Meanwhile, Ungern and his forces had already fled the capital. Eventually turned over by his own Mongolian troops, the Mad Baron was tried and executed in Siberia a couple of months later. The Chinese allowed more Red Army troops to transit through western Xinjiang Province and fierce fighting between the two Russian sides continued all over western and northern Mongolia until early 1922, when the Whites were finally defeated. (Tales and locations of those battles are still heard of today.) Now, and still somewhat reluctantly, the Soviets were the new power brokers in Mongolia.

A power struggle broke out inside the new People’s Government between moderates and Communists. At first, the Soviets were prepared to allow a nationalist government, even paying lip service to Chinese suzerainty, but that soon changed. Once again, the now-blind Bogd Khaan was head of state but was quickly undermined by Soviet-backed radicals who arrested and executed his 50-man bodyguard. Tacitly backed by the Soviets and a notorious Buriat Mongolian named Rinchino, Mongolia’s long years of “red terror” began. By the end of 1922, the moderate Prime Minister Bodoo, 15 of his ministers and many nobles were executed for allegedly conspiring to reinstate an autocratic government. Commander Suhbaatar, then aged only 30, dead mysteriously in February 1923.

Soviet advisors – including many Buriats from Siberia – took on an increasingly powerful role in running the government. At the same time, any hopes for a Greater Mongolia were dashed as the Soviets annexed Urianhai in the northwest, remaining it Tannu Tuva. Interestingly, the only concession was the Darhad (Darhat) region west of Lake Hovsgol home of Mongolia’s Reindeer People. (The status of Buriata east of Lake Baikal was not even discussed and Inner Mongolia remained under Japanese hegemony.)

In May 1924, the Bogd Khaan died and orders were issued banning the reincarnation of a Javzandamba to lead Mongolian Buddhism. Following the signing of a Treaty of friendship, Mongolia on 26 November 1924 officially declared itself a Soviet-Style republic and became Moscow’s first “satellite state”. Outer Mongolia ceased to exist.

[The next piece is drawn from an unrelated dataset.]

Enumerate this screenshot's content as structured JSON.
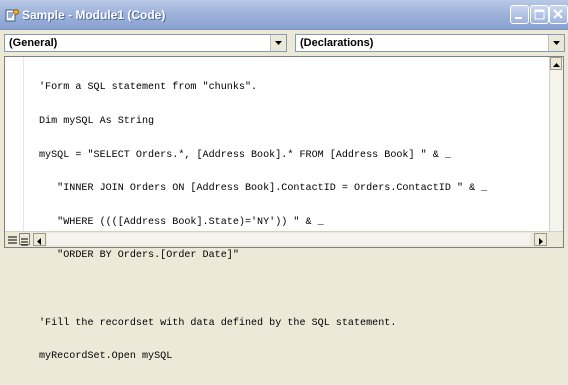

One of the first acts of the new Mongolian People’s Republic was the execution of another prime minister, Danzan. The capital was renamed Ulaanbaatar, or Red Hero, after Suhbaatar. Mongolia’s 70-year-long “Communist Nightmare” was under way.